The time after giving birth is known as “postpartum.” Chances are, whether a woman has a vaginal or Caesarean birth, she will experience some soreness or pain after delivery. However, a gynecologist can offer a number of care and treatment options that can help her while she heals.
It is important to discuss postpartum care with your gynecologist before your baby arrives. Your gynecologist can help you better understand what to expect and what you can do to help your healing go faster. Additionally, when your baby arrives, you will be focused on nursing and learning to care for your baby, and it may be hard to focus on postpartum care.
With any birth, there is always the possibility of complications and the chance you may need an emergency Caesarean birth (C-section). Therefore, even if you don’t plan to have a C-section, you should talk to your gynecologist about them, including postpartum care after a C-section.
Vaginal Birth Postpartum Care
You may experience some soreness during the first few days after a vaginal birth, particularly if you had a vaginal tear or needed an episiotomy before delivery. Using an ice pack or sitting on a pillow or padded ring can help ease the pain.
You may also experience some vaginal discharge and a heavy blood flow, as well as contractions, similar to menstrual cramps. If your pain is significant, ask your gynecologist about pain relievers that can help. You may leak urine when you cough, strain or laugh or have a hard time controlling your bowel movements. For most women, these problems resolve themselves.
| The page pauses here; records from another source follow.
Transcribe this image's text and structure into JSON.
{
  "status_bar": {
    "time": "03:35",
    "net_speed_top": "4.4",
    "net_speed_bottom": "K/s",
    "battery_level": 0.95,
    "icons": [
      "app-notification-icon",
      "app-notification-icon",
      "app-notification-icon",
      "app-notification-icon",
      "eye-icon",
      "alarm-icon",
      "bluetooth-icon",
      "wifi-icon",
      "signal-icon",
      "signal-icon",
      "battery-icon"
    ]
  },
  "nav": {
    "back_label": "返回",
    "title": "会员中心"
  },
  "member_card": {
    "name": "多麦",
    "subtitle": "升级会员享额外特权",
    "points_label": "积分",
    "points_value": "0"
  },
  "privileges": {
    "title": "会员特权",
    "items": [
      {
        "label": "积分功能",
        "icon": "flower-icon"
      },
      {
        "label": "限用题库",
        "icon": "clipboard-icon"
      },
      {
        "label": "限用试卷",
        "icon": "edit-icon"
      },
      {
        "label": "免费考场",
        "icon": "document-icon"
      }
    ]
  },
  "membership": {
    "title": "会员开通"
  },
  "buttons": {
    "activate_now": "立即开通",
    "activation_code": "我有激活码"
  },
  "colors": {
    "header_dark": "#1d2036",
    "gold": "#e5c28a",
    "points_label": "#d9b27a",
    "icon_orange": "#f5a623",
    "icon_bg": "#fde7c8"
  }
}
Painful urination may also be another complication after vaginal birth. Although this will gradually improve as you heal, it can help to pour water across your urethra and vaginal area while attempting to urinate. Painful bowel movements or hemorrhoids, which are swollen veins in the anus or rectum, can also occur. Soaking in a warm tub or applying ice packs and hemorrhoid creams to the area can help. You can ease bowel movement pain by eating foods high in fiber and drinking plenty of water, or asking your doctor if you can take a stool softener.
C-Section Postpartum Care
Because a C-section is major surgery, you will stay in the hospital for 3 to 4 days after your baby is born. It will take approximately six weeks for you to fully heal.
After delivery, your uterus is stitched closed with absorbable sutures, then the layers of tissue and inner skin, and finally, the outer skin. The incision will be covered with a sterile bandage. It’s normal to feel pain around your incision, however your doctor will give you anti-inflammatory and pain medications. You may be given an ice pack to hold on your incision. You’ll will remain in bed for 12 to 18 hours, then you should try to get up and move.
A day after your C-section, the sterile bandage will be removed. The incision should be kept dry and exposed to as much air as much as possible to promote healing. Don’t apply any creams or ointments to the area unless prescribed by a doctor. By the time you leave the hospital, your incision should feel soft, however in the following days you will notice some hardness underneath your incision.
At home, clean the incision with soapy water and keep it dry. Keep everything you need nearby to avoid getting up more often than needed or using the stairs. Don’t lift anything heavier than your baby. If you need to sneeze or cough, gently hold your abdomen to protect the healing incision. Avoid strenuous exercise, but do take gentle walks as often as you can. Movement will help you heal as well as help prevent blood clots and constipation. Do not participate in sexual intercourse or use tampons, until your gynecologist tells you it is okay to do so, typically no sooner than six weeks after birth.
You should call a doctor immediately if you have a fever over 101, experience excess bleeding or if your wound is separating.
Whether you had a vaginal birth or a C-section, you may experience the following:
- Breast Issues: Some women’s breasts become firm, swollen and tender.
- Depression or Mood Changes: After giving birth, many women experience mild depression that lasts for a week or two. If talking to family and friends does not help or if your depression worsens, talk to your gynecologist and get the professional help you need.
- Weight Changes: It is common to lose 10 pounds or more when giving birth. In the days after delivery, expect to lose even more, as leftover fluids exit your system. Make sure to eat healthy foods and get moderate exercise so you can return to or maintain a healthy weight after birth.